*Working data:*
◇ ◇ ◇ ◇ ◇

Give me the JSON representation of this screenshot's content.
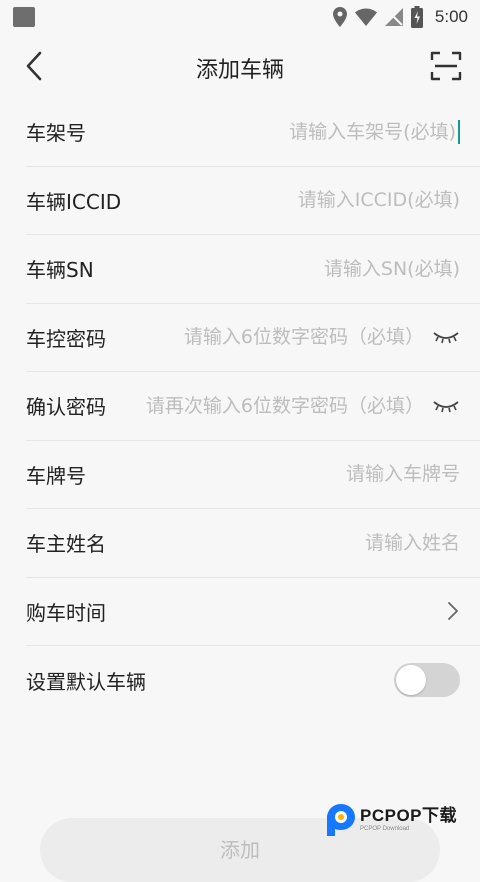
{
  "status_bar": {
    "time": "5:00"
  },
  "header": {
    "title": "添加车辆"
  },
  "form": {
    "rows": [
      {
        "label": "车架号",
        "placeholder": "请输入车架号(必填)"
      },
      {
        "label": "车辆ICCID",
        "placeholder": "请输入ICCID(必填)"
      },
      {
        "label": "车辆SN",
        "placeholder": "请输入SN(必填)"
      },
      {
        "label": "车控密码",
        "placeholder": "请输入6位数字密码（必填）"
      },
      {
        "label": "确认密码",
        "placeholder": "请再次输入6位数字密码（必填）"
      },
      {
        "label": "车牌号",
        "placeholder": "请输入车牌号"
      },
      {
        "label": "车主姓名",
        "placeholder": "请输入姓名"
      },
      {
        "label": "购车时间"
      },
      {
        "label": "设置默认车辆",
        "toggle_on": false
      }
    ]
  },
  "submit": {
    "label": "添加"
  },
  "watermark": {
    "brand": "PCPOP下载",
    "sub": "PCPOP Download"
  },
  "colors": {
    "accent": "#0f9d8f",
    "placeholder": "#bdbdbd",
    "background": "#f7f7f7"
  }
}
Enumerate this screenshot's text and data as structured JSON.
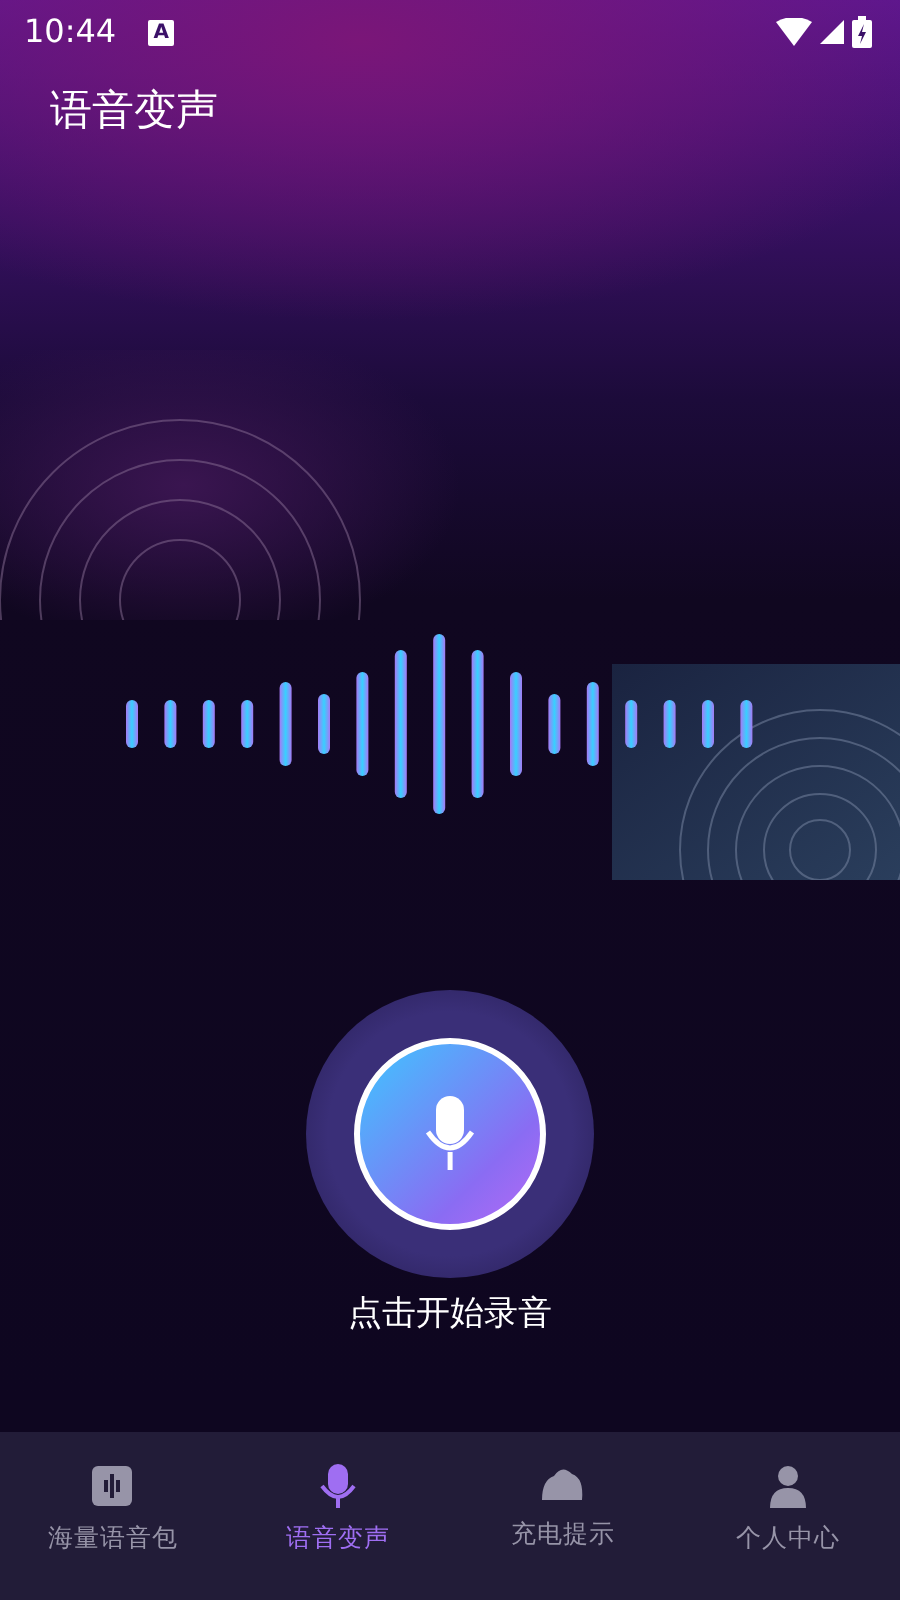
{
  "status_bar": {
    "time": "10:44",
    "notification": "A"
  },
  "title": "语音变声",
  "record": {
    "label": "点击开始录音"
  },
  "tabs": [
    {
      "label": "海量语音包",
      "selected": false
    },
    {
      "label": "语音变声",
      "selected": true
    },
    {
      "label": "充电提示",
      "selected": false
    },
    {
      "label": "个人中心",
      "selected": false
    }
  ]
}
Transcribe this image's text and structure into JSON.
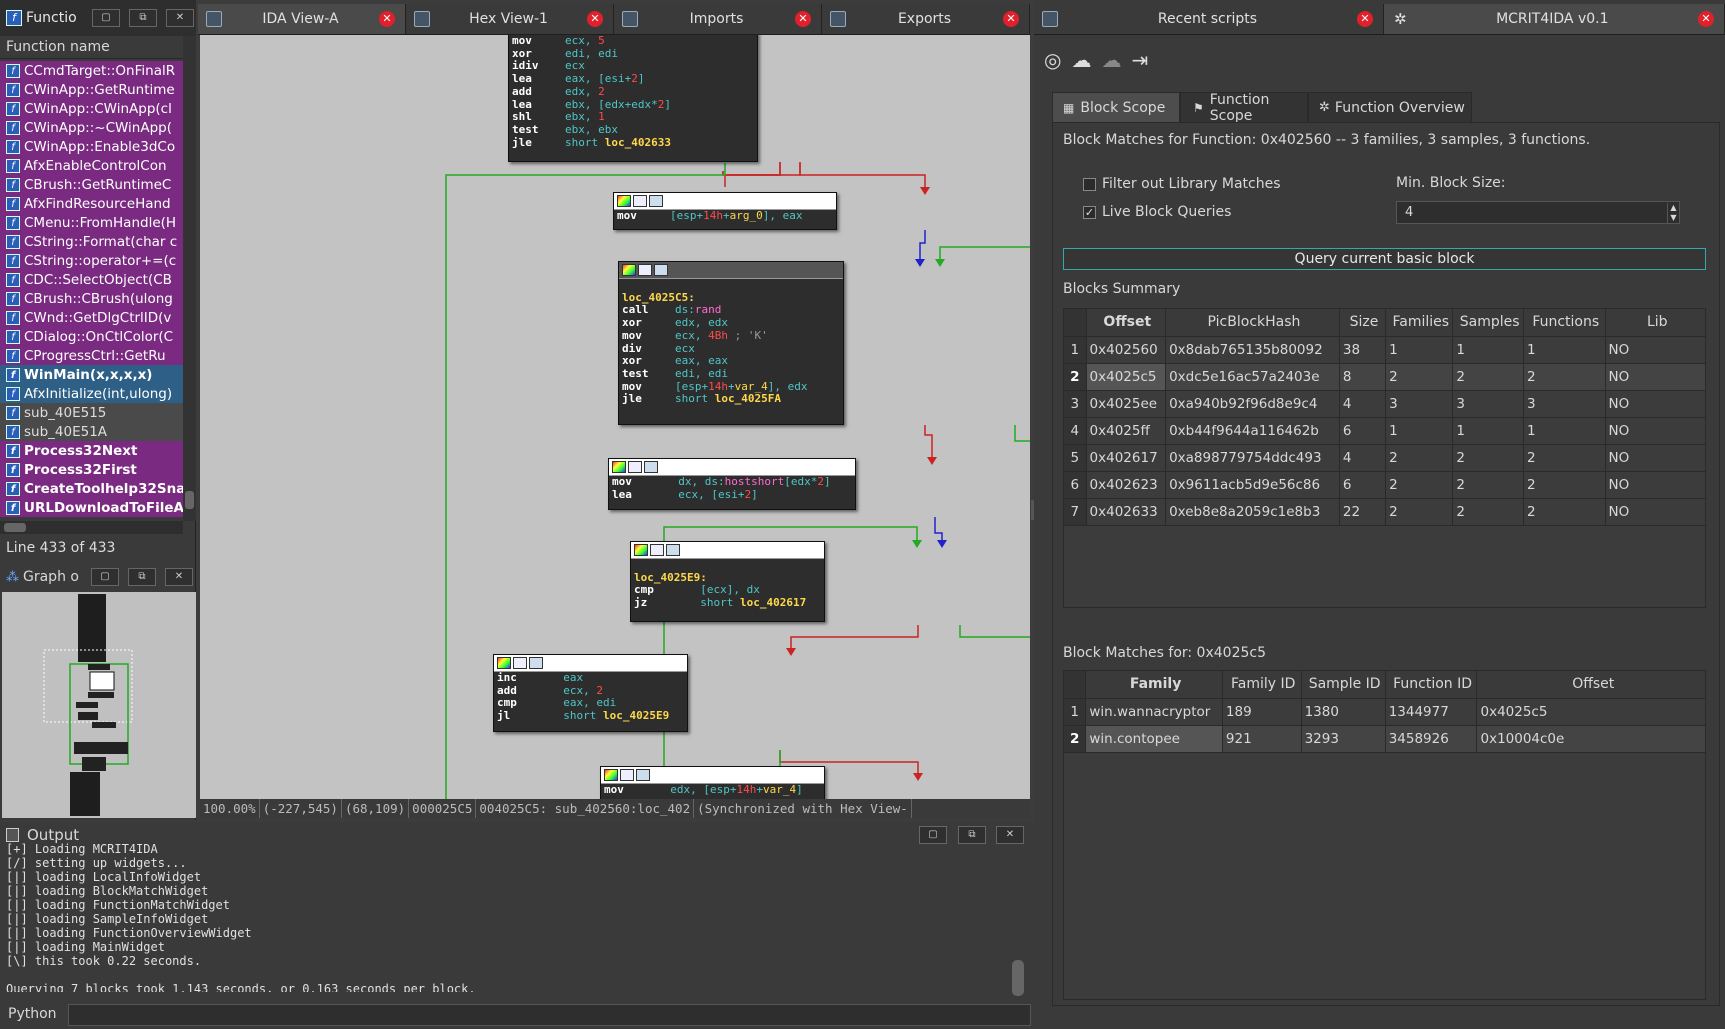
{
  "functions_panel": {
    "title": "Functio",
    "header": "Function name",
    "status": "Line 433 of 433",
    "items": [
      {
        "name": "CCmdTarget::OnFinalR",
        "style": "lib"
      },
      {
        "name": "CWinApp::GetRuntime",
        "style": "lib"
      },
      {
        "name": "CWinApp::CWinApp(cl",
        "style": "lib"
      },
      {
        "name": "CWinApp::~CWinApp(",
        "style": "lib"
      },
      {
        "name": "CWinApp::Enable3dCo",
        "style": "lib"
      },
      {
        "name": "AfxEnableControlCon",
        "style": "lib"
      },
      {
        "name": "CBrush::GetRuntimeC",
        "style": "lib"
      },
      {
        "name": "AfxFindResourceHand",
        "style": "lib"
      },
      {
        "name": "CMenu::FromHandle(H",
        "style": "lib"
      },
      {
        "name": "CString::Format(char c",
        "style": "lib"
      },
      {
        "name": "CString::operator+=(c",
        "style": "lib"
      },
      {
        "name": "CDC::SelectObject(CB",
        "style": "lib"
      },
      {
        "name": "CBrush::CBrush(ulong",
        "style": "lib"
      },
      {
        "name": "CWnd::GetDlgCtrlID(v",
        "style": "lib"
      },
      {
        "name": "CDialog::OnCtlColor(C",
        "style": "lib"
      },
      {
        "name": "CProgressCtrl::GetRu",
        "style": "lib"
      },
      {
        "name": "WinMain(x,x,x,x)",
        "style": "selected"
      },
      {
        "name": "AfxInitialize(int,ulong)",
        "style": "selected2"
      },
      {
        "name": "sub_40E515",
        "style": "plain"
      },
      {
        "name": "sub_40E51A",
        "style": "plain"
      },
      {
        "name": "Process32Next",
        "style": "libbold"
      },
      {
        "name": "Process32First",
        "style": "libbold"
      },
      {
        "name": "CreateToolhelp32Sna",
        "style": "libbold"
      },
      {
        "name": "URLDownloadToFileA",
        "style": "libbold"
      }
    ]
  },
  "graph_overview": {
    "title": "Graph o"
  },
  "tabs_center": [
    {
      "label": "IDA View-A"
    },
    {
      "label": "Hex View-1"
    },
    {
      "label": "Imports"
    },
    {
      "label": "Exports"
    }
  ],
  "tabs_right": [
    {
      "label": "Recent scripts"
    },
    {
      "label": "MCRIT4IDA v0.1"
    }
  ],
  "graph_status": [
    "100.00%",
    "(-227,545)",
    "(68,109)",
    "000025C5",
    "004025C5: sub_402560:loc_402",
    "(Synchronized with Hex View-"
  ],
  "code_blocks": {
    "b1": [
      [
        "mov",
        "ecx, 5"
      ],
      [
        "xor",
        "edi, edi"
      ],
      [
        "idiv",
        "ecx"
      ],
      [
        "lea",
        "eax, [esi+2]"
      ],
      [
        "add",
        "edx, 2"
      ],
      [
        "lea",
        "ebx, [edx+edx*2]"
      ],
      [
        "shl",
        "ebx, 1"
      ],
      [
        "test",
        "ebx, ebx"
      ],
      [
        "jle",
        "short loc_402633"
      ]
    ],
    "b2": [
      [
        "mov",
        "[esp+14h+arg_0], eax"
      ]
    ],
    "b3_label": "loc_4025C5:",
    "b3": [
      [
        "call",
        "ds:rand"
      ],
      [
        "xor",
        "edx, edx"
      ],
      [
        "mov",
        "ecx, 4Bh ; 'K'"
      ],
      [
        "div",
        "ecx"
      ],
      [
        "xor",
        "eax, eax"
      ],
      [
        "test",
        "edi, edi"
      ],
      [
        "mov",
        "[esp+14h+var_4], edx"
      ],
      [
        "jle",
        "short loc_4025FA"
      ]
    ],
    "b4": [
      [
        "mov",
        "dx, ds:hostshort[edx*2]"
      ],
      [
        "lea",
        "ecx, [esi+2]"
      ]
    ],
    "b5_label": "loc_4025E9:",
    "b5": [
      [
        "cmp",
        "[ecx], dx"
      ],
      [
        "jz",
        "short loc_402617"
      ]
    ],
    "b6": [
      [
        "inc",
        "eax"
      ],
      [
        "add",
        "ecx, 2"
      ],
      [
        "cmp",
        "eax, edi"
      ],
      [
        "jl",
        "short loc_4025E9"
      ]
    ],
    "b7": [
      [
        "mov",
        "edx, [esp+14h+var_4]"
      ]
    ]
  },
  "output": {
    "title": "Output",
    "lines": [
      "[+] Loading MCRIT4IDA",
      "[/] setting up widgets...",
      "[|] loading LocalInfoWidget",
      "[|] loading BlockMatchWidget",
      "[|] loading FunctionMatchWidget",
      "[|] loading SampleInfoWidget",
      "[|] loading FunctionOverviewWidget",
      "[|] loading MainWidget",
      "[\\] this took 0.22 seconds.",
      "",
      "Querying 7 blocks took 1.143 seconds, or 0.163 seconds per block."
    ],
    "input_label": "Python"
  },
  "mcrit": {
    "subtabs": [
      {
        "label": "Block Scope"
      },
      {
        "label": "Function Scope"
      },
      {
        "label": "Function Overview"
      }
    ],
    "info": "Block Matches for Function: 0x402560 -- 3 families, 3 samples, 3 functions.",
    "filter_label": "Filter out Library Matches",
    "live_label": "Live Block Queries",
    "min_block_label": "Min. Block Size:",
    "min_block_value": "4",
    "query_button": "Query current basic block",
    "summary_title": "Blocks Summary",
    "summary_columns": [
      "Offset",
      "PicBlockHash",
      "Size",
      "Families",
      "Samples",
      "Functions",
      "Lib"
    ],
    "summary_rows": [
      [
        "0x402560",
        "0x8dab765135b80092",
        "38",
        "1",
        "1",
        "1",
        "NO"
      ],
      [
        "0x4025c5",
        "0xdc5e16ac57a2403e",
        "8",
        "2",
        "2",
        "2",
        "NO"
      ],
      [
        "0x4025ee",
        "0xa940b92f96d8e9c4",
        "4",
        "3",
        "3",
        "3",
        "NO"
      ],
      [
        "0x4025ff",
        "0xb44f9644a116462b",
        "6",
        "1",
        "1",
        "1",
        "NO"
      ],
      [
        "0x402617",
        "0xa898779754ddc493",
        "4",
        "2",
        "2",
        "2",
        "NO"
      ],
      [
        "0x402623",
        "0x9611acb5d9e56c86",
        "6",
        "2",
        "2",
        "2",
        "NO"
      ],
      [
        "0x402633",
        "0xeb8e8a2059c1e8b3",
        "22",
        "2",
        "2",
        "2",
        "NO"
      ]
    ],
    "matches_title": "Block Matches for: 0x4025c5",
    "matches_columns": [
      "Family",
      "Family ID",
      "Sample ID",
      "Function ID",
      "Offset"
    ],
    "matches_rows": [
      [
        "win.wannacryptor",
        "189",
        "1380",
        "1344977",
        "0x4025c5"
      ],
      [
        "win.contopee",
        "921",
        "3293",
        "3458926",
        "0x10004c0e"
      ]
    ]
  }
}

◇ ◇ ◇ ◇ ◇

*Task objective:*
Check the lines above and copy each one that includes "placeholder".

*Exercise answer:*
        "placeholder": "请输入车架号(必填)"
        "placeholder": "请输入ICCID(必填)"
        "placeholder": "请输入SN(必填)"
        "placeholder": "请输入6位数字密码（必填）"
        "placeholder": "请再次输入6位数字密码（必填）"
        "placeholder": "请输入车牌号"
        "placeholder": "请输入姓名"
    "placeholder": "#bdbdbd",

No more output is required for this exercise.